Hi from 1066 – A Medieval Mosaic
After we had fed the cats and Beth at lunchtime we headed off towards Ablington to do a few caches. There is an amazing geocaching track called GCW or Great Cotswold Walk. It is a series of 130 caches covering 37 km on footpaths, bridleways and some country lanes. You walk through some beautiful villages and see some fantastic views of the Cotswolds. There are three loops of caches from Quenington and back 1 -37 & 71 – 93 (16 km), Ablington and back 38 – 70 (10 km) and the Lower Loop Quenington and back 94 – 130 (11 km)
I would love to do it all but not all at once as some people do. We have previously done 14 and today did another 6. We would have done more but we have an appointment later.
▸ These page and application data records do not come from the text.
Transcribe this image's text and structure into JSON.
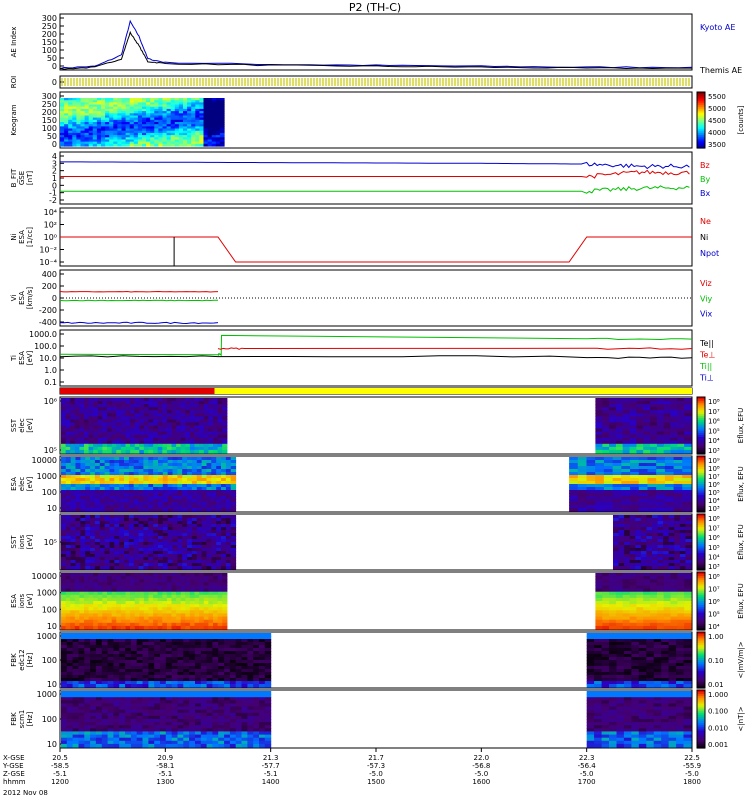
{
  "title": "P2 (TH-C)",
  "colors": {
    "kyoto": "#0000cc",
    "themis": "#000000",
    "red": "#e00000",
    "green": "#00c000",
    "blue": "#0000d0",
    "roi": "#c8c800",
    "flag_red": "#e00000",
    "flag_yellow": "#ffff00"
  },
  "panels": [
    {
      "id": "ae",
      "ylabel": [
        "AE Index"
      ],
      "ticks": [
        "300",
        "250",
        "200",
        "150",
        "100",
        "50",
        "0"
      ],
      "legend": [
        {
          "text": "Kyoto AE",
          "color": "#0000cc"
        },
        {
          "text": "Themis AE",
          "color": "#000000"
        }
      ]
    },
    {
      "id": "roi",
      "ylabel": [
        "ROI"
      ],
      "ticks": [
        "0"
      ],
      "legend": []
    },
    {
      "id": "keogram",
      "ylabel": [
        "Keogram"
      ],
      "ticks": [
        "300",
        "250",
        "200",
        "150",
        "100",
        "50",
        "0"
      ],
      "legend": []
    },
    {
      "id": "bfield",
      "ylabel": [
        "B_FIT",
        "GSE",
        "[nT]"
      ],
      "ticks": [
        "4",
        "3",
        "2",
        "1",
        "0",
        "-1",
        "-2"
      ],
      "legend": [
        {
          "text": "Bz",
          "color": "#e00000"
        },
        {
          "text": "By",
          "color": "#00c000"
        },
        {
          "text": "Bx",
          "color": "#0000d0"
        }
      ]
    },
    {
      "id": "density",
      "ylabel": [
        "Ni",
        "ESA",
        "[1/cc]"
      ],
      "ticks": [
        "10⁴",
        "10²",
        "10⁰",
        "10⁻²",
        "10⁻⁴"
      ],
      "legend": [
        {
          "text": "Ne",
          "color": "#e00000"
        },
        {
          "text": "Ni",
          "color": "#000000"
        },
        {
          "text": "Npot",
          "color": "#0000d0"
        }
      ]
    },
    {
      "id": "velocity",
      "ylabel": [
        "Vi",
        "ESA",
        "[km/s]"
      ],
      "ticks": [
        "400",
        "200",
        "0",
        "-200",
        "-400"
      ],
      "legend": [
        {
          "text": "Viz",
          "color": "#e00000"
        },
        {
          "text": "Viy",
          "color": "#00c000"
        },
        {
          "text": "Vix",
          "color": "#0000d0"
        }
      ]
    },
    {
      "id": "temp",
      "ylabel": [
        "Ti",
        "ESA",
        "[eV]"
      ],
      "ticks": [
        "1000.0",
        "100.0",
        "10.0",
        "1.0",
        "0.1"
      ],
      "legend": [
        {
          "text": "Te||",
          "color": "#000000"
        },
        {
          "text": "Te⊥",
          "color": "#e00000"
        },
        {
          "text": "Ti||",
          "color": "#00c000"
        },
        {
          "text": "Ti⊥",
          "color": "#0000d0"
        }
      ]
    },
    {
      "id": "flags",
      "ylabel": [],
      "ticks": [],
      "legend": []
    },
    {
      "id": "sst_e",
      "ylabel": [
        "SST",
        "elec",
        "[eV]"
      ],
      "ticks": [
        "10⁶",
        "10⁵"
      ],
      "legend": []
    },
    {
      "id": "esa_e",
      "ylabel": [
        "ESA",
        "elec",
        "[eV]"
      ],
      "ticks": [
        "10000",
        "1000",
        "100",
        "10"
      ],
      "legend": []
    },
    {
      "id": "sst_i",
      "ylabel": [
        "SST",
        "ions",
        "[eV]"
      ],
      "ticks": [
        "10⁵"
      ],
      "legend": []
    },
    {
      "id": "esa_i",
      "ylabel": [
        "ESA",
        "ions",
        "[eV]"
      ],
      "ticks": [
        "10000",
        "1000",
        "100",
        "10"
      ],
      "legend": []
    },
    {
      "id": "fbk1",
      "ylabel": [
        "FBK",
        "edc12",
        "[Hz]"
      ],
      "ticks": [
        "1000",
        "100",
        "10"
      ],
      "legend": []
    },
    {
      "id": "fbk2",
      "ylabel": [
        "FBK",
        "scm1",
        "[Hz]"
      ],
      "ticks": [
        "1000",
        "100",
        "10"
      ],
      "legend": []
    }
  ],
  "colorbars": [
    {
      "panel": "keogram",
      "ticks": [
        "5500",
        "5000",
        "4500",
        "4000",
        "3500"
      ],
      "label": "[counts]"
    },
    {
      "panel": "sst_e",
      "ticks": [
        "10⁸",
        "10⁷",
        "10⁶",
        "10⁵",
        "10⁴",
        "10³"
      ],
      "label": "Eflux, EFU"
    },
    {
      "panel": "esa_e",
      "ticks": [
        "10⁹",
        "10⁸",
        "10⁷",
        "10⁶",
        "10⁵",
        "10⁴",
        "10³"
      ],
      "label": "Eflux, EFU"
    },
    {
      "panel": "sst_i",
      "ticks": [
        "10⁸",
        "10⁷",
        "10⁶",
        "10⁵",
        "10⁴",
        "10³"
      ],
      "label": "Eflux, EFU"
    },
    {
      "panel": "esa_i",
      "ticks": [
        "10⁸",
        "10⁷",
        "10⁶",
        "10⁵",
        "10⁴"
      ],
      "label": "Eflux, EFU"
    },
    {
      "panel": "fbk1",
      "ticks": [
        "1.00",
        "0.10",
        "0.01"
      ],
      "label": "<|mV/m|>"
    },
    {
      "panel": "fbk2",
      "ticks": [
        "1.000",
        "0.100",
        "0.010",
        "0.001"
      ],
      "label": "<|nT|>"
    }
  ],
  "xaxis": {
    "row_labels": [
      "X-GSE",
      "Y-GSE",
      "Z-GSE",
      "hhmm"
    ],
    "date": "2012 Nov 08",
    "columns": [
      {
        "x": "20.5",
        "y": "-58.5",
        "z": "-5.1",
        "t": "1200"
      },
      {
        "x": "20.9",
        "y": "-58.1",
        "z": "-5.1",
        "t": "1300"
      },
      {
        "x": "21.3",
        "y": "-57.7",
        "z": "-5.1",
        "t": "1400"
      },
      {
        "x": "21.7",
        "y": "-57.3",
        "z": "-5.0",
        "t": "1500"
      },
      {
        "x": "22.0",
        "y": "-56.8",
        "z": "-5.0",
        "t": "1600"
      },
      {
        "x": "22.3",
        "y": "-56.4",
        "z": "-5.0",
        "t": "1700"
      },
      {
        "x": "22.5",
        "y": "-55.9",
        "z": "-5.0",
        "t": "1800"
      }
    ]
  },
  "chart_data": {
    "type": "line",
    "title": "P2 (TH-C)",
    "x_unit": "hhmm",
    "x_range": [
      "1200",
      "1800"
    ],
    "series": [
      {
        "name": "Kyoto AE",
        "panel": "ae",
        "x": [
          "1200",
          "1220",
          "1235",
          "1240",
          "1245",
          "1250",
          "1300",
          "1400",
          "1500",
          "1600",
          "1700",
          "1800"
        ],
        "values": [
          10,
          20,
          80,
          260,
          180,
          60,
          40,
          30,
          25,
          20,
          15,
          15
        ]
      },
      {
        "name": "Themis AE",
        "panel": "ae",
        "x": [
          "1200",
          "1220",
          "1235",
          "1240",
          "1245",
          "1250",
          "1300",
          "1400",
          "1500",
          "1600",
          "1700",
          "1800"
        ],
        "values": [
          5,
          15,
          60,
          200,
          130,
          45,
          35,
          25,
          20,
          15,
          10,
          10
        ]
      },
      {
        "name": "Bz",
        "panel": "bfield",
        "x": [
          "1200",
          "1400",
          "1600",
          "1700",
          "1730",
          "1800"
        ],
        "values": [
          1.2,
          1.2,
          1.2,
          1.2,
          1.8,
          1.7
        ]
      },
      {
        "name": "By",
        "panel": "bfield",
        "x": [
          "1200",
          "1400",
          "1600",
          "1700",
          "1730",
          "1800"
        ],
        "values": [
          -0.8,
          -0.8,
          -0.8,
          -0.8,
          -0.4,
          -0.3
        ]
      },
      {
        "name": "Bx",
        "panel": "bfield",
        "x": [
          "1200",
          "1400",
          "1600",
          "1700",
          "1730",
          "1800"
        ],
        "values": [
          3.2,
          3.1,
          3.0,
          2.9,
          2.6,
          2.6
        ]
      },
      {
        "name": "Ne",
        "panel": "density",
        "x": [
          "1200",
          "1330",
          "1340",
          "1650",
          "1700",
          "1800"
        ],
        "values": [
          1.0,
          1.0,
          0.0001,
          0.0001,
          1.0,
          1.0
        ]
      },
      {
        "name": "Viz",
        "panel": "velocity",
        "x": [
          "1200",
          "1330"
        ],
        "values": [
          100,
          100
        ]
      },
      {
        "name": "Viy",
        "panel": "velocity",
        "x": [
          "1200",
          "1330"
        ],
        "values": [
          -40,
          -40
        ]
      },
      {
        "name": "Vix",
        "panel": "velocity",
        "x": [
          "1200",
          "1330"
        ],
        "values": [
          -400,
          -400
        ]
      },
      {
        "name": "Ti||",
        "panel": "temp",
        "x": [
          "1200",
          "1330",
          "1332",
          "1700",
          "1800"
        ],
        "values": [
          30,
          30,
          1500,
          700,
          700
        ]
      },
      {
        "name": "Te⊥",
        "panel": "temp",
        "x": [
          "1330",
          "1345",
          "1700",
          "1800"
        ],
        "values": [
          100,
          100,
          100,
          100
        ]
      },
      {
        "name": "Te||",
        "panel": "temp",
        "x": [
          "1200",
          "1330",
          "1700",
          "1800"
        ],
        "values": [
          20,
          20,
          15,
          15
        ]
      }
    ]
  }
}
We went to Fairford ( see also May 28) as we wanted to see the church and to do the church micro there before we headed back to Burford. A gentleman manning the church took us around to show us the highlights. St Mary’s possesses the only complete set of medieval stained glass in England. Other churches have superb glass, but at Fairford, the complete original glass is still in place, as it was set there over 500 years ago. Only one small section of the west window had to be replaced in 1864. There are 28 windows, arranged in sequence to tell Biblical stories to a largely illiterate population. There is a sequence of 9 windows telling the Life of Christ, beginning by the organ, and culminating at the Great West Window, which depicts the Last Judgement.
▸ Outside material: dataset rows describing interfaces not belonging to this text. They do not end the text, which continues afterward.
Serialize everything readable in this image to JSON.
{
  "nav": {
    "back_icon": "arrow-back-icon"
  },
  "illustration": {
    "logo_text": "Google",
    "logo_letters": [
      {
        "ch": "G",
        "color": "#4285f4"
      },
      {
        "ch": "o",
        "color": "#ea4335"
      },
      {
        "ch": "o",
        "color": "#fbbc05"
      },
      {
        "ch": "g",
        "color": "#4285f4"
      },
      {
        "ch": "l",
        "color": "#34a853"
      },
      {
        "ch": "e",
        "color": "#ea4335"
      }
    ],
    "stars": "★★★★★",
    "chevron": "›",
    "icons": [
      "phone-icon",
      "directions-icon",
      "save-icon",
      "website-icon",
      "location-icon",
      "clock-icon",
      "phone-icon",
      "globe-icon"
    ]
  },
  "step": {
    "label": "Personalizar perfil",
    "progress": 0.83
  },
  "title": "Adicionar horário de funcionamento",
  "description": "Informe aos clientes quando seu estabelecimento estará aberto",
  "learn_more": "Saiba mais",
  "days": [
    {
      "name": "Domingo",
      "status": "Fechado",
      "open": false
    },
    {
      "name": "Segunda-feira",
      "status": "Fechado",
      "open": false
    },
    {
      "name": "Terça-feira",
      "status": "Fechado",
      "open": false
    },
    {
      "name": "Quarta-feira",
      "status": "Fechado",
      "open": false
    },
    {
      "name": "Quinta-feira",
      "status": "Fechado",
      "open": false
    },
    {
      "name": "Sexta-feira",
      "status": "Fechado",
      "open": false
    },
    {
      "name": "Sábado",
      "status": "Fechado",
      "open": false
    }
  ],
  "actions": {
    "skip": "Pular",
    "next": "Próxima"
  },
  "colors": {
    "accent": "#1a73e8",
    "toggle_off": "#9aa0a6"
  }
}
There was a church there as early as the 11th century, but the earliest parts of the current building are 13th-century foundations in the northeast corner and in the lowest parts of the central tower. The early medieval church was completely rebuilt around 1490 at the expense of John Tame, a wealthy wool merchant. Tame sought permission from the Diocese of Worcester to pull down the earlier church, with the exception of the 14th-century tower. The tower remained as part of the new church, though it was raised in height with exquisitely carved corner turrets, and buttressed to take the extra weight.
Tame died in 1500 and is commemorated by a very fine table tomb and brass in the Lady Chapel. He lived long enough to see ‘his’ church dedicated in 1497. The glass for which St Mary’s is famous was installed under Tame’s son Edmund, who took over the building project on his father’s death. Edmund Tame also had beautifully carved screens installed.
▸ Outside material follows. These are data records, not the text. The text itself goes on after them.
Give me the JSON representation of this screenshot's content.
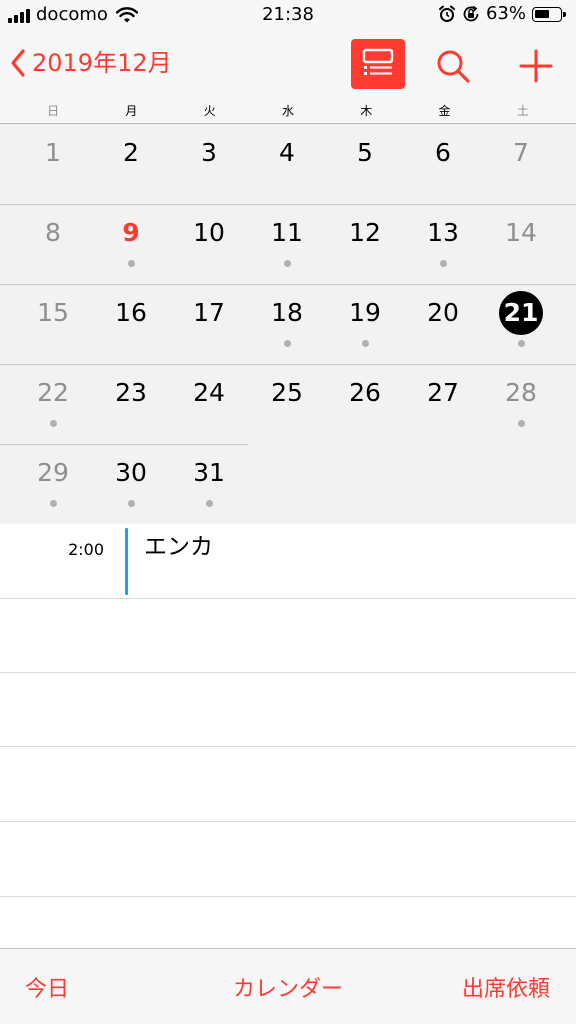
{
  "status_bar": {
    "carrier": "docomo",
    "time": "21:38",
    "battery_percent": "63%",
    "battery_level": 0.63,
    "icons": [
      "signal-icon",
      "wifi-icon",
      "alarm-icon",
      "orientation-lock-icon",
      "battery-icon"
    ]
  },
  "nav": {
    "back_label": "2019年12月",
    "buttons": [
      "list-view-icon",
      "search-icon",
      "plus-icon"
    ]
  },
  "weekdays": [
    "日",
    "月",
    "火",
    "水",
    "木",
    "金",
    "土"
  ],
  "calendar": {
    "weeks": [
      [
        {
          "d": "1"
        },
        {
          "d": "2"
        },
        {
          "d": "3"
        },
        {
          "d": "4"
        },
        {
          "d": "5"
        },
        {
          "d": "6"
        },
        {
          "d": "7"
        }
      ],
      [
        {
          "d": "8"
        },
        {
          "d": "9",
          "holiday": true,
          "dot": true
        },
        {
          "d": "10"
        },
        {
          "d": "11",
          "dot": true
        },
        {
          "d": "12"
        },
        {
          "d": "13",
          "dot": true
        },
        {
          "d": "14"
        }
      ],
      [
        {
          "d": "15"
        },
        {
          "d": "16"
        },
        {
          "d": "17"
        },
        {
          "d": "18",
          "dot": true
        },
        {
          "d": "19",
          "dot": true
        },
        {
          "d": "20"
        },
        {
          "d": "21",
          "today": true,
          "dot": true
        }
      ],
      [
        {
          "d": "22",
          "dot": true
        },
        {
          "d": "23"
        },
        {
          "d": "24"
        },
        {
          "d": "25"
        },
        {
          "d": "26"
        },
        {
          "d": "27"
        },
        {
          "d": "28",
          "dot": true
        }
      ],
      [
        {
          "d": "29",
          "dot": true
        },
        {
          "d": "30",
          "dot": true
        },
        {
          "d": "31",
          "dot": true
        }
      ]
    ]
  },
  "events": [
    {
      "time": "2:00",
      "title": "エンカ",
      "color": "#1ea0e6"
    }
  ],
  "tabs": {
    "today": "今日",
    "calendars": "カレンダー",
    "inbox": "出席依頼"
  },
  "colors": {
    "accent": "#ff3b30",
    "weekend": "#8e8e93",
    "dot": "#b0b0b4",
    "today": "#000000"
  }
}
There was also a great set of 14 misericords and some fantastic tapestry kneelers. The church micro numbers were taken from inside the church but then we realised that we had run out of time and it was time to head to Burford. We will have to come back another time to get the church micro and ‘A Fine Pair’ which we didn’t find last time. Beth was a welcome guest in the church although it always feels alien to us taking dogs into buildings including the churches. We don’t often do it unless someone particularly invites the dog in.
At the Warwick Hall cafe, we met up with Andy who has now retired from his work as a verger at the Burford church. He was keen to catch up on all our adventures and we spent an hour chatting happily. They make a great latte! When Andy showed us around the church on our last day in Burford he had mentioned that Donny and Marie Osmond had visited the church and found some ancestors in the churchyard. The surname was Titcombe and we saw their headstones.
Another nice day, cool but not raining.